If you live here in the Treasure Valley and want to participate, there are several ways:

  • Pray for the kids in India, the runners and the sponsors. The races take place in October and training is about to begin. Find out more about the India outreach at
  • Sponsor a runner at
  • Become a business sponsor and get your logo on the back of the runner’s shirts.
  • Sign up to run or walk with them.
  • Become a team leader and organize a group to participate.
  • Inform your church about the ministry so they can bring a team.

“Looking back and seeing God’s hand in all this, is just so, crazy. He has literally orchestrated the whole thing.” Bledsoe said and persuades everyone to “make yourself available to him.”

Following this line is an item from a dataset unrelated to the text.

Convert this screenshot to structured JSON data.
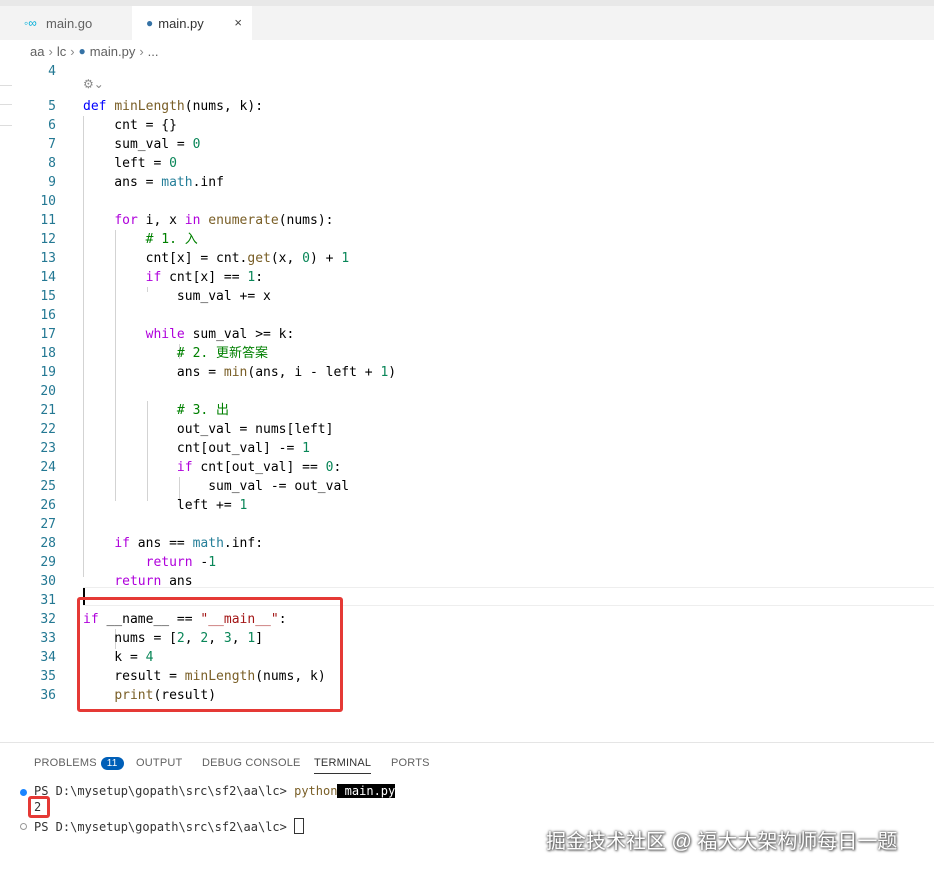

Furthermore, she encourages us to be diligent with what he puts in front of us, wherever our gifts or talents may be. This made her laugh. “And I’m not even a talented runner.” But she does believe this is an extraordinary life and we are created different and unique with specific passions he wants to use. “He opens doors and a lot of times we don’t walk through them. I think a lot of times we are just content…”

Concerning the time commitment of Bledsoe’s volunteering, she said, “My life would be a lot less complicated. But it would be a lot less rich.”

“This is joy to me.” She believes as Christians, this is what we want: our lives to have purpose, to matter on this earth. “We want to do God’s work and further his Kingdom.”

Recently, Bledsoe was able to travel to India herself and see the impact running has had on the ministry. She was a little nervous about seeing third world conditions because of others who have returned in turmoil after similar experiences. She wondered if she would be changed to the point that she felt guilty buying an Americano or new pair of jeans. “When I came home I really did not feel that,” she spoke of the peace she felt coming to terms with buying a cup of coffee. She believes God convicts everyone differently, but he impressed upon her, “I have you here (in America) for a purpose.”

She feels that living in the United States gives her the opportunity to use those blessings, “to help other people who can’t help themselves.” She also believes that each one of us should have the same mindset that we are blessed beyond belief, living in a culture of extravagance—but God has us placed here for a purpose.

Participating in Run 4 Heaven’s Gate takes more sacrifice than many fundraisers. Each participant sacrifices their time to train (Boise Run Walk offers a discounted training option), purchases everything they need as far as running equipment and race fees, commits to all four races, and mails their own fundraising letters. She believes that sacrifice is what makes it so rich. “It’s a hard thing as Americans, because that’s not how we live our lives normally.” She also believes it is the hard stuff that is the “good stuff.”

She has seen it proven over and over, “We all have so much more in us than we think we do.”


CC Boise has opened 4 homes specifically for HIV/AIDS infected children with R4HG money and are reaching out to over 700 impoverished HIV/AIDS families in 10 Indian states with monthly nutritional and medicinal support. They also care for the sick and dying.


Monies raised by year

2008 = $12,261.80

2009 = $21,442.24

2010 = $29,682.39

2011 = $107,291.03

2012 = $105,346.76

2013 = $93,284.72

Grand total raised – $369,308.94

Please share your heart. We learn from each other.